## [Provided records]
-*-
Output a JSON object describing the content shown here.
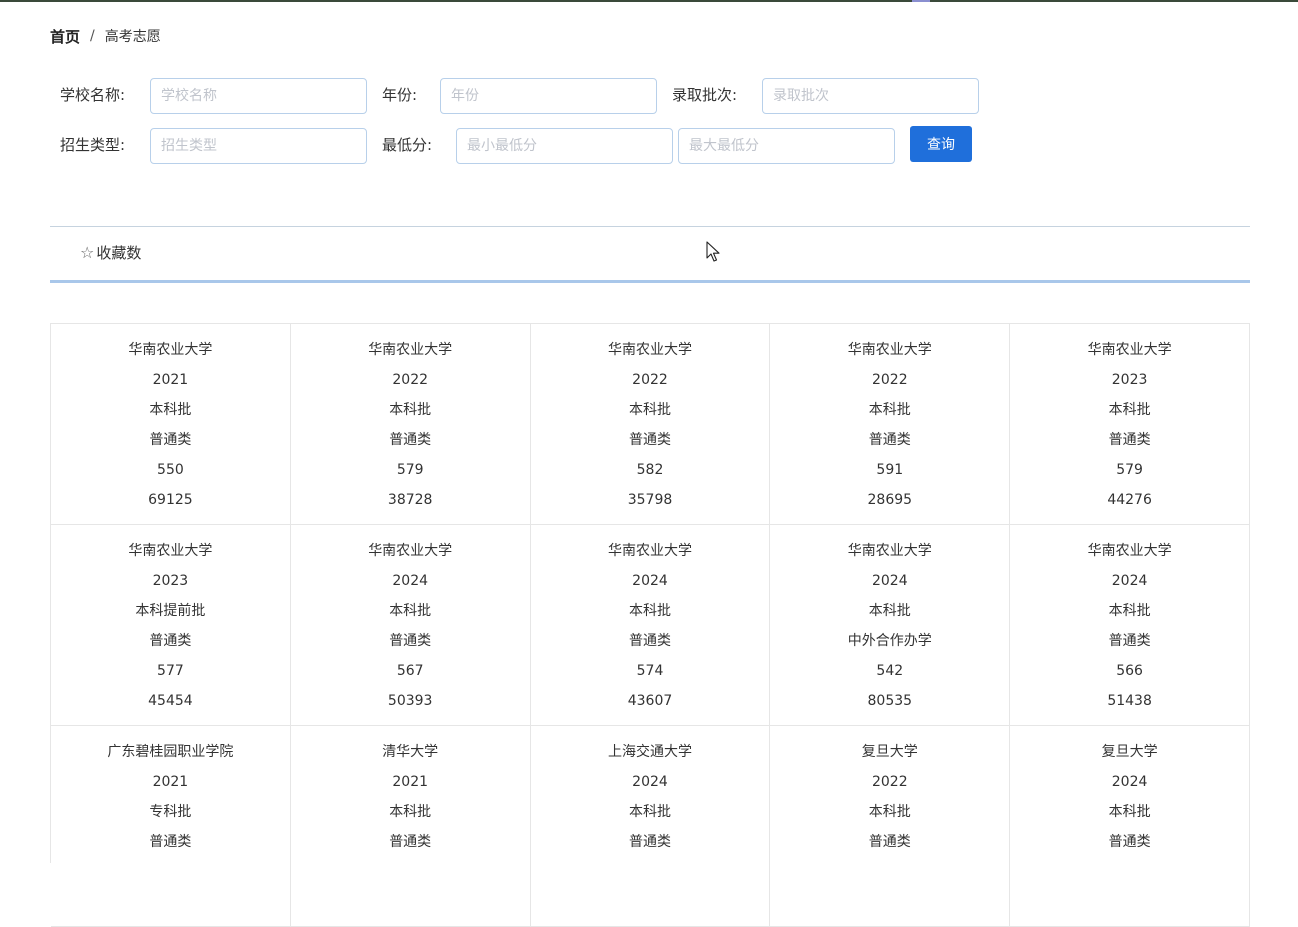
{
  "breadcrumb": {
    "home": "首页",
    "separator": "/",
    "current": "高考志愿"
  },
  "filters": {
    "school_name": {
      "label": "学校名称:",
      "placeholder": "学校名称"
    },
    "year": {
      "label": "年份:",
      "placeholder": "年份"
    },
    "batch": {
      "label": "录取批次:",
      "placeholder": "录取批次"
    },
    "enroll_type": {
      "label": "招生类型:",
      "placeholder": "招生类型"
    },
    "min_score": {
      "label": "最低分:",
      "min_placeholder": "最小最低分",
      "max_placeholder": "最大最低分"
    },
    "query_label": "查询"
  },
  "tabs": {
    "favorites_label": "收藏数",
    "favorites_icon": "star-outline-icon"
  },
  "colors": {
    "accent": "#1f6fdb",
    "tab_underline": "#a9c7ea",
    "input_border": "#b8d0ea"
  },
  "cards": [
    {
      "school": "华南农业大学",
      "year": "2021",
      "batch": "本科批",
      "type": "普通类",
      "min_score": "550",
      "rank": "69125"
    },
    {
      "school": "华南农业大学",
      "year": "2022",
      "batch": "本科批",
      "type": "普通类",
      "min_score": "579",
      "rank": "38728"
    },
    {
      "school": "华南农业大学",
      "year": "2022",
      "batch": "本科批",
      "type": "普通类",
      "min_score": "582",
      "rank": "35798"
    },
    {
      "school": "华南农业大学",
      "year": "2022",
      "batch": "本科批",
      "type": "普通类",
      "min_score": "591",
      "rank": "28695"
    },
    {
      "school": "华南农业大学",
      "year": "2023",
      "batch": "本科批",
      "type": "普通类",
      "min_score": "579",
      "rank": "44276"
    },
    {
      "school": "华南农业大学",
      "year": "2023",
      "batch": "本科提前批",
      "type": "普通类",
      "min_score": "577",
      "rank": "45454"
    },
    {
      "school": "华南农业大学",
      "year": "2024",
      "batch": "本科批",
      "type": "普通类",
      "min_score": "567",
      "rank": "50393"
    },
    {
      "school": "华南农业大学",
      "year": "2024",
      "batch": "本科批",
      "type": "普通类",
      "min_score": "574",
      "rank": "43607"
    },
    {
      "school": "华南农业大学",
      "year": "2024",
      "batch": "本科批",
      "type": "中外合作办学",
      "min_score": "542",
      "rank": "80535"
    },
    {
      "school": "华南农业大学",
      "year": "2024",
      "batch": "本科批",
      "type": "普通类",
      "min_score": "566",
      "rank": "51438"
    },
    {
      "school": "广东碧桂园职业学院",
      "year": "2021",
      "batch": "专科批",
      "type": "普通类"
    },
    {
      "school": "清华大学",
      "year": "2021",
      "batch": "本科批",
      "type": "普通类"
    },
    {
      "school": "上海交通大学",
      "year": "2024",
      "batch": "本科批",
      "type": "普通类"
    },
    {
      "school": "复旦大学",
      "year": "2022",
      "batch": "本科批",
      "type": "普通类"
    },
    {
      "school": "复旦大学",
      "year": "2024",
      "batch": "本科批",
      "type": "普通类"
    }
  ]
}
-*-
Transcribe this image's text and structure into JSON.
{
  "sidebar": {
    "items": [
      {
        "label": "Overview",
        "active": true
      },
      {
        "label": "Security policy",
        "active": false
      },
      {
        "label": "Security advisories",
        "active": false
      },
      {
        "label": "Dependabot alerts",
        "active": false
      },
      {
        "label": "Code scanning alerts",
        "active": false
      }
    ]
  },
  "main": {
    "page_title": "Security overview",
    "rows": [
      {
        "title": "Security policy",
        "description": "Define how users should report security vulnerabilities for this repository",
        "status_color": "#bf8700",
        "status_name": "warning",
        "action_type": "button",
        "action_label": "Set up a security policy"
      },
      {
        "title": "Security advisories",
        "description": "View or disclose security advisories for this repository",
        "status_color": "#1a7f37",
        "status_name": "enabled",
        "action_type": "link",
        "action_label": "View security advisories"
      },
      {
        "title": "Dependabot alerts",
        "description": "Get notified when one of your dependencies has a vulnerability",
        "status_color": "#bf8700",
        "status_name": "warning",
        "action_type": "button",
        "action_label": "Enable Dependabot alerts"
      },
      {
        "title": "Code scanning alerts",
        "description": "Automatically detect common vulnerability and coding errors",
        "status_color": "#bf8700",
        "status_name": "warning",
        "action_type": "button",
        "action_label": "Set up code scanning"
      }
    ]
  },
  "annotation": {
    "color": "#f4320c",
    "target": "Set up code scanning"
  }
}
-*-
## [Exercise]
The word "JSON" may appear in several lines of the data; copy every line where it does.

## [Answer to the problem]
Output a JSON object describing the content shown here.
Transcribe this image's text and structure into JSON.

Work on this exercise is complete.